“It’s those who are the most vulnerable,” Dieter told NewsOne in a phone interview. “If you have a poor lawyer or if you kill a White person, you’re more likely to get the death penalty. If you kill someone in Texas, it’s different than if you are accused of killing someone in another state and that is terribly unfair.”
What is even more unfair is that, since 1977, the majority of death row defendants have been executed for killing White victims, according to Amnesty International. But more than half of all homicide victims are African American. A Yale University Law School study reports that Black defendants are sentenced to death at three times the rate of White defendants when the victim is White.
Things really have not changed since little George Stinney was executed for killing two White girls based on virtually no evidence and pure racism.
Diann Rust-Tierney, executive director of the National Coalition To Abolish The Death Penalty, told NewsOne in an interview that Stinney’s upcoming birthday should remind us all that a flawed method of administering justice for the victim is not just if it clearly targets a particular group of people.

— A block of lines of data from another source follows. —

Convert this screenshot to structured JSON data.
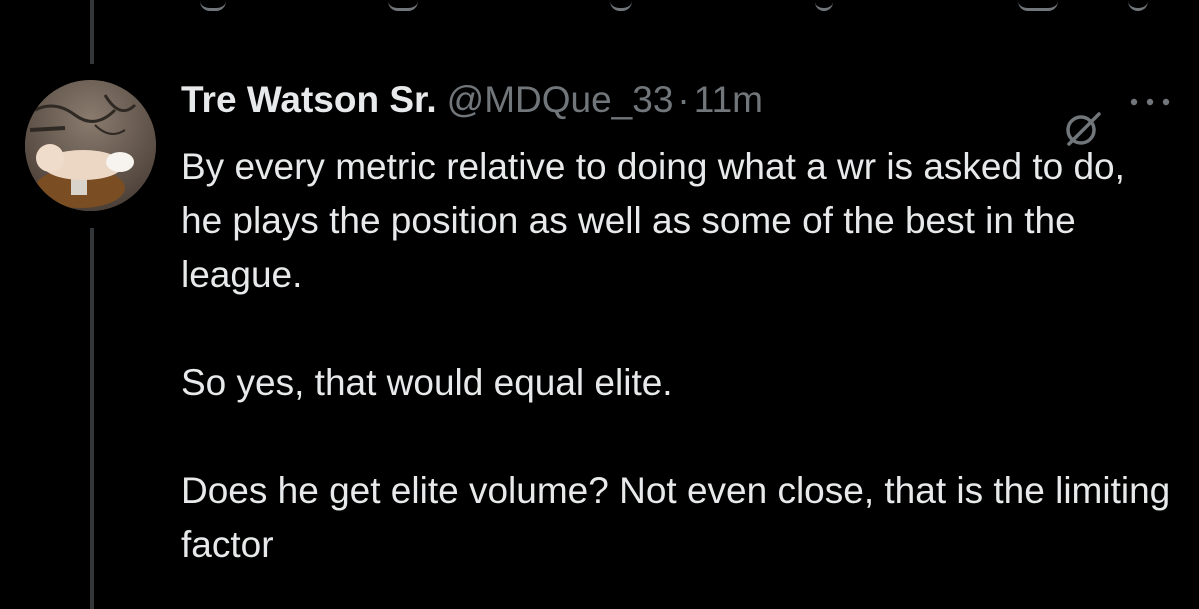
{
  "tweet": {
    "author": {
      "display_name": "Tre Watson Sr.",
      "handle": "@MDQue_33",
      "avatar_icon": "user-avatar"
    },
    "separator": "·",
    "timestamp": "11m",
    "paragraphs": [
      "By every metric relative to doing what a wr is asked to do, he plays the position as well as some of the best in the league.",
      "So yes, that would equal elite.",
      "Does he get elite volume? Not even close, that is the limiting factor"
    ],
    "icons": {
      "grok": "grok-slash-icon",
      "more": "more-options-icon"
    }
  },
  "theme": {
    "background": "#000000",
    "text_primary": "#e7e9ea",
    "text_secondary": "#71767b",
    "thread_line": "#333639"
  }
}
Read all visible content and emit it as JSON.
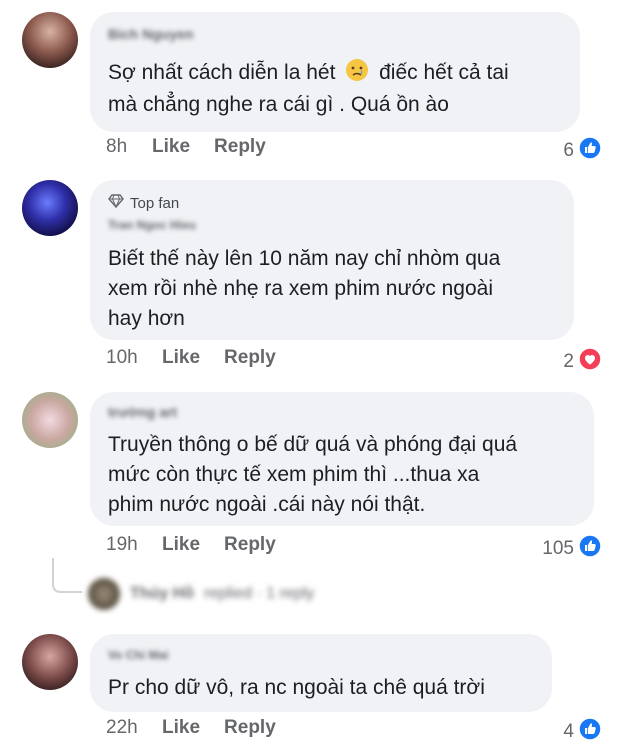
{
  "comments": [
    {
      "author": "Bich Nguyen",
      "text_lines": [
        "Sợ nhất cách diễn la hét",
        "điếc hết cả tai",
        "mà chẳng nghe ra cái gì . Quá ồn ào"
      ],
      "time": "8h",
      "like_label": "Like",
      "reply_label": "Reply",
      "reaction_count": "6",
      "reaction_icon": "like-icon",
      "emoji_icon": "crying-face-icon"
    },
    {
      "badge_label": "Top fan",
      "badge_icon": "diamond-icon",
      "author": "Tran Ngoc Hieu",
      "text_lines": [
        "Biết thế này lên 10 năm nay chỉ nhòm qua",
        "xem rồi nhè nhẹ ra xem phim nước ngoài",
        "hay hơn"
      ],
      "time": "10h",
      "like_label": "Like",
      "reply_label": "Reply",
      "reaction_count": "2",
      "reaction_icon": "love-icon"
    },
    {
      "author": "trường art",
      "text_lines": [
        "Truyền thông o bế dữ quá và phóng đại quá",
        "mức còn thực tế xem phim thì ...thua xa",
        "phim nước ngoài .cái này nói thật."
      ],
      "time": "19h",
      "like_label": "Like",
      "reply_label": "Reply",
      "reaction_count": "105",
      "reaction_icon": "like-icon",
      "replies_summary": {
        "author": "Thúy Hồ",
        "text": "replied · 1 reply"
      }
    },
    {
      "author": "Vo Chi Mai",
      "text_lines": [
        "Pr cho dữ vô, ra nc ngoài ta chê quá trời"
      ],
      "time": "22h",
      "like_label": "Like",
      "reply_label": "Reply",
      "reaction_count": "4",
      "reaction_icon": "like-icon"
    }
  ],
  "colors": {
    "bubble": "#f0f2f5",
    "meta_text": "#65676b",
    "like_blue": "#1877f2",
    "love_red": "#f33e58"
  }
}
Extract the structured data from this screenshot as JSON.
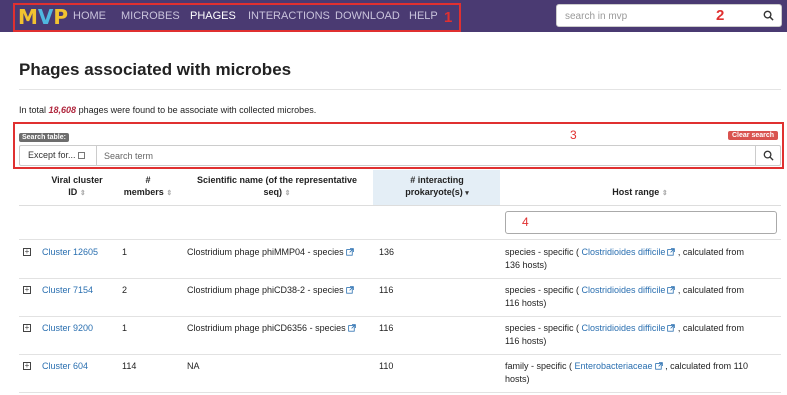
{
  "navbar": {
    "brand": {
      "m": "M",
      "v": "V",
      "p": "P"
    },
    "items": [
      {
        "label": "HOME"
      },
      {
        "label": "MICROBES"
      },
      {
        "label": "PHAGES",
        "active": true
      },
      {
        "label": "INTERACTIONS"
      },
      {
        "label": "DOWNLOAD"
      },
      {
        "label": "HELP"
      }
    ],
    "search_placeholder": "search in mvp",
    "annotation": "1"
  },
  "annotations": {
    "n2": "2",
    "n3": "3",
    "n4": "4"
  },
  "page": {
    "title": "Phages associated with microbes",
    "summary_prefix": "In total ",
    "summary_count": "18,608",
    "summary_suffix": " phages were found to be associate with collected microbes."
  },
  "table_search": {
    "tag": "Search table:",
    "clear": "Clear search",
    "except_label": "Except for...",
    "placeholder": "Search term"
  },
  "table": {
    "headers": {
      "viral_cluster": "Viral cluster ID",
      "viral_cluster_l1": "Viral cluster",
      "viral_cluster_l2": "ID",
      "members_l1": "#",
      "members_l2": "members",
      "sci_l1": "Scientific name (of the representative",
      "sci_l2": "seq)",
      "interacting_l1": "# interacting",
      "interacting_l2": "prokaryote(s)",
      "host_range": "Host range"
    },
    "rows": [
      {
        "cluster": "Cluster 12605",
        "members": "1",
        "name": "Clostridium phage phiMMP04 - species",
        "interacting": "136",
        "host_pre": "species - specific ( ",
        "host_link": "Clostridioides difficile",
        "host_post": " , calculated from",
        "host_line2": "136 hosts)"
      },
      {
        "cluster": "Cluster 7154",
        "members": "2",
        "name": "Clostridium phage phiCD38-2 - species",
        "interacting": "116",
        "host_pre": "species - specific ( ",
        "host_link": "Clostridioides difficile",
        "host_post": " , calculated from",
        "host_line2": "116 hosts)"
      },
      {
        "cluster": "Cluster 9200",
        "members": "1",
        "name": "Clostridium phage phiCD6356 - species",
        "interacting": "116",
        "host_pre": "species - specific ( ",
        "host_link": "Clostridioides difficile",
        "host_post": " , calculated from",
        "host_line2": "116 hosts)"
      },
      {
        "cluster": "Cluster 604",
        "members": "114",
        "name": "NA",
        "interacting": "110",
        "host_pre": "family - specific ( ",
        "host_link": "Enterobacteriaceae",
        "host_post": " , calculated from 110",
        "host_line2": "hosts)"
      }
    ]
  },
  "colors": {
    "navbar": "#4a3a72",
    "annotation_red": "#e03030",
    "link": "#2a6fb0",
    "count": "#b0263d"
  }
}
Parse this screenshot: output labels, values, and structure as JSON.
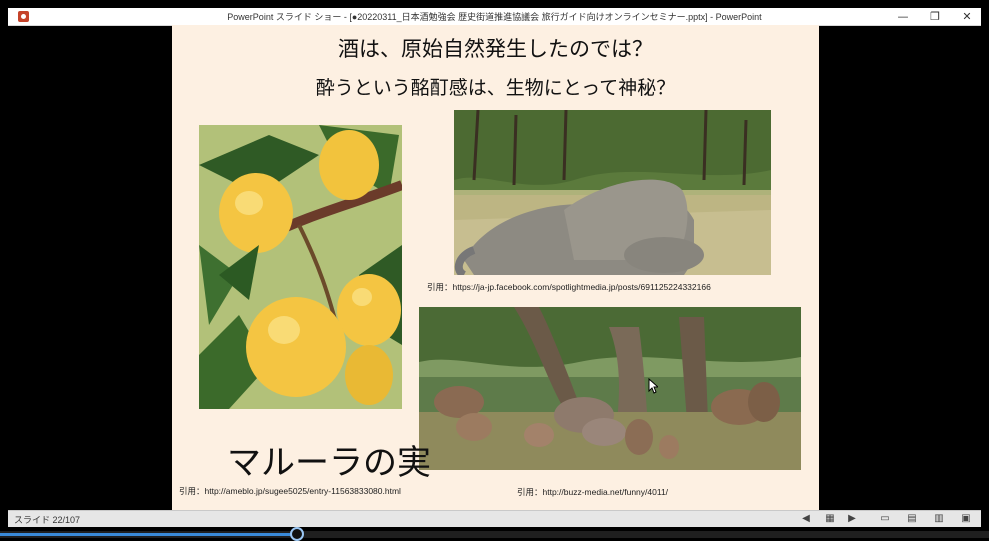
{
  "window": {
    "title": "PowerPoint スライド ショー - [●20220311_日本酒勉強会 歴史街道推進協議会 旅行ガイド向けオンラインセミナー.pptx] - PowerPoint",
    "controls": {
      "minimize": "—",
      "maximize": "❐",
      "close": "✕"
    }
  },
  "slide": {
    "heading1": "酒は、原始自然発生したのでは？",
    "heading2": "酔うという酩酊感は、生物にとって神秘？",
    "marula_label": "マルーラの実",
    "captions": {
      "elephant": "引用：https://ja-jp.facebook.com/spotlightmedia.jp/posts/691125224332166",
      "marula": "引用：http://ameblo.jp/sugee5025/entry-11563833080.html",
      "baboon": "引用：http://buzz-media.net/funny/4011/"
    },
    "images": {
      "marula": "marula-fruit-photo",
      "elephant": "drunk-elephants-photo",
      "baboon": "baboons-under-tree-photo"
    }
  },
  "statusbar": {
    "slide_counter": "スライド 22/107",
    "progress_fraction": 0.3
  },
  "colors": {
    "slide_background": "#fdf0e2",
    "progress": "#3a8ad8"
  }
}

“If we don’t care whether or not race is influencing these cases, how are we going to make the system care if it turns out that our children are not getting the education they need or we’re not getting a fair shake in mortgages?” Rust-Tierney asked. “That is what this is about.”
Her Washington, D.C.-based organization played a pivotal role in helping to abolish the death penalty for juveniles in the United States with its 1997 “Stop Killing Kids Campaign” that lead to South Dakota and Wyoming banning the practice for offenders under the age of 18. The U.S. Supreme Court outlawed the practice against juveniles in 2005.
Before the High Court’s ruling, however, 71 juveniles were on death row. Two-thirds of them where offenders of color, and more than two-thirds of their victims were white.
“For people of color, the criminal justice system has been designed to be about us and around us but never with us,” Rust-Tierney said.